Report each line of the material below where the word "this" can be found.
◇ ◇ ◇ ◇ ◇ ◇ ◇
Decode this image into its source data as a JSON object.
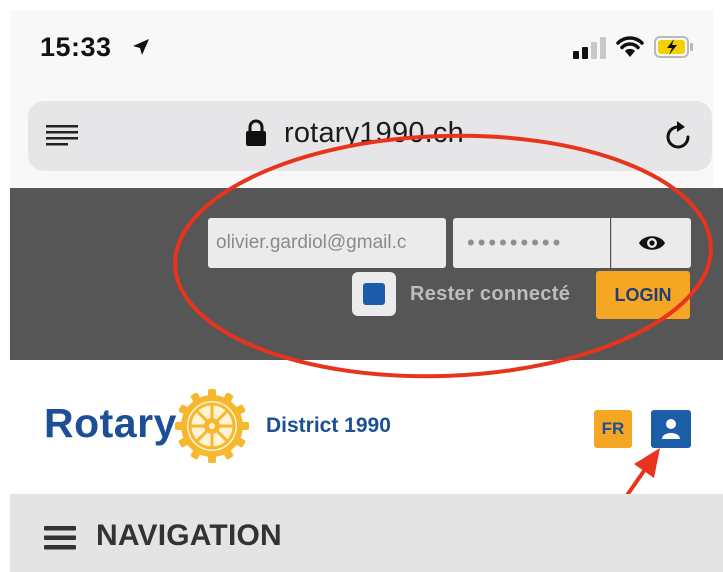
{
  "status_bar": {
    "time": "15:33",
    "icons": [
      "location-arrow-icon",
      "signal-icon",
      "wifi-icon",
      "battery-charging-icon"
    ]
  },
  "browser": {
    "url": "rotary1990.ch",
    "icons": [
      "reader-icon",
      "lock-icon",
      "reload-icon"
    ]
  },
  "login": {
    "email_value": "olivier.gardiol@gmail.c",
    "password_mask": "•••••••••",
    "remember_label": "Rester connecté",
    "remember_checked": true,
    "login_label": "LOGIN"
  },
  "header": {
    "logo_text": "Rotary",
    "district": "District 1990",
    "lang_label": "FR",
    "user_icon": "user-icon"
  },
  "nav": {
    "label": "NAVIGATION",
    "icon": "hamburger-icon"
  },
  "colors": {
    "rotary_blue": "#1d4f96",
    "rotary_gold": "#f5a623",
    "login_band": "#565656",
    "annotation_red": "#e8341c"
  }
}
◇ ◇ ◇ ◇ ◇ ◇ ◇
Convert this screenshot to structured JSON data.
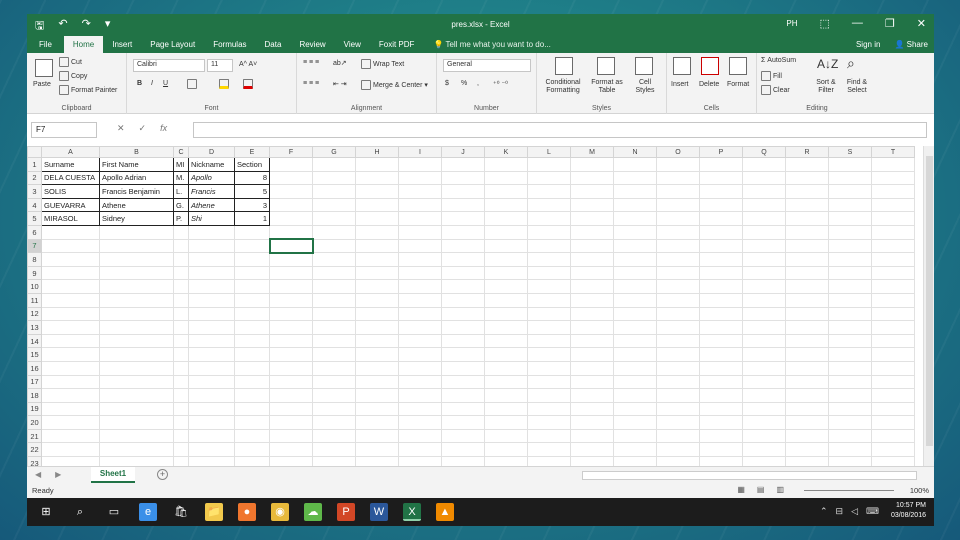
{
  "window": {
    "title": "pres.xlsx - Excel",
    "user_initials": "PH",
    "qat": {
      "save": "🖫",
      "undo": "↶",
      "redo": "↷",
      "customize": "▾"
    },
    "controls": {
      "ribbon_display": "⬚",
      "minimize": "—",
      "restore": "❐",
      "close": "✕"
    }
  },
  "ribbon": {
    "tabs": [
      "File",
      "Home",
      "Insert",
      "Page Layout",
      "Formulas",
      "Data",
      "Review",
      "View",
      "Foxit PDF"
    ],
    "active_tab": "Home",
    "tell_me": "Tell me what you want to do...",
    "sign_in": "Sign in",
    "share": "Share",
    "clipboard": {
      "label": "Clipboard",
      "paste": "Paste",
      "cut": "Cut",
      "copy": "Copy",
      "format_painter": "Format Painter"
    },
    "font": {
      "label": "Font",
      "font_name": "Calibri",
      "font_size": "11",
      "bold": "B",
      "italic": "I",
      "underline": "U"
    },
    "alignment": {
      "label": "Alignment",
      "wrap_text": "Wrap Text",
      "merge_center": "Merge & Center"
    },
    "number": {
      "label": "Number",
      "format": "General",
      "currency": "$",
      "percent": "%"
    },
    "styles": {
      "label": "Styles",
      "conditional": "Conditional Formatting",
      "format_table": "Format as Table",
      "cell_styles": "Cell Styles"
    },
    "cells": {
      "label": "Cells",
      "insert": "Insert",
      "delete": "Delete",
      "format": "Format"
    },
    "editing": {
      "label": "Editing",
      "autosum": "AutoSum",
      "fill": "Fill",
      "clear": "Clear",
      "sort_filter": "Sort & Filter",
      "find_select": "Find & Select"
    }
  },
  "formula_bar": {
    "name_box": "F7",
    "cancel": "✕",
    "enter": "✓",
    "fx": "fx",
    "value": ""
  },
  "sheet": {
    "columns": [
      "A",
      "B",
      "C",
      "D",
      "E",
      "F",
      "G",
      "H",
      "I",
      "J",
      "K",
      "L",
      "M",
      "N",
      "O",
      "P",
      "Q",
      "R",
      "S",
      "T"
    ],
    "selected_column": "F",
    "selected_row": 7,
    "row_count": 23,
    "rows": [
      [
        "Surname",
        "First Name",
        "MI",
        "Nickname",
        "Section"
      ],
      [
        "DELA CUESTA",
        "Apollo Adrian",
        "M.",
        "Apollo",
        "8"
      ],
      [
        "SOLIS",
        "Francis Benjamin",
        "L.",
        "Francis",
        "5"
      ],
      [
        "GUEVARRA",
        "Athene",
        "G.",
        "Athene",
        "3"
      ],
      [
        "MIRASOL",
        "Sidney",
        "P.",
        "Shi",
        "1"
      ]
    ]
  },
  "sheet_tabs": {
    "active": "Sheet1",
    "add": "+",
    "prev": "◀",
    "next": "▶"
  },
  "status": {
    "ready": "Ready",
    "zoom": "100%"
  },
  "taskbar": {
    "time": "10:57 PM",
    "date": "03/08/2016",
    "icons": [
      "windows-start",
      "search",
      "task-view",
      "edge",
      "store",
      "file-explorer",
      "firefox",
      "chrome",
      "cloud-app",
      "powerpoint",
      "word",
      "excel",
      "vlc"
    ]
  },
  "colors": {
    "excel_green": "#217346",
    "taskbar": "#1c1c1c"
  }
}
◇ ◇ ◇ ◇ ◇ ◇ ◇
*WRITTEN SOLUTION*
Decode this image into its source data as a JSON object.
Convert this screenshot to structured JSON data.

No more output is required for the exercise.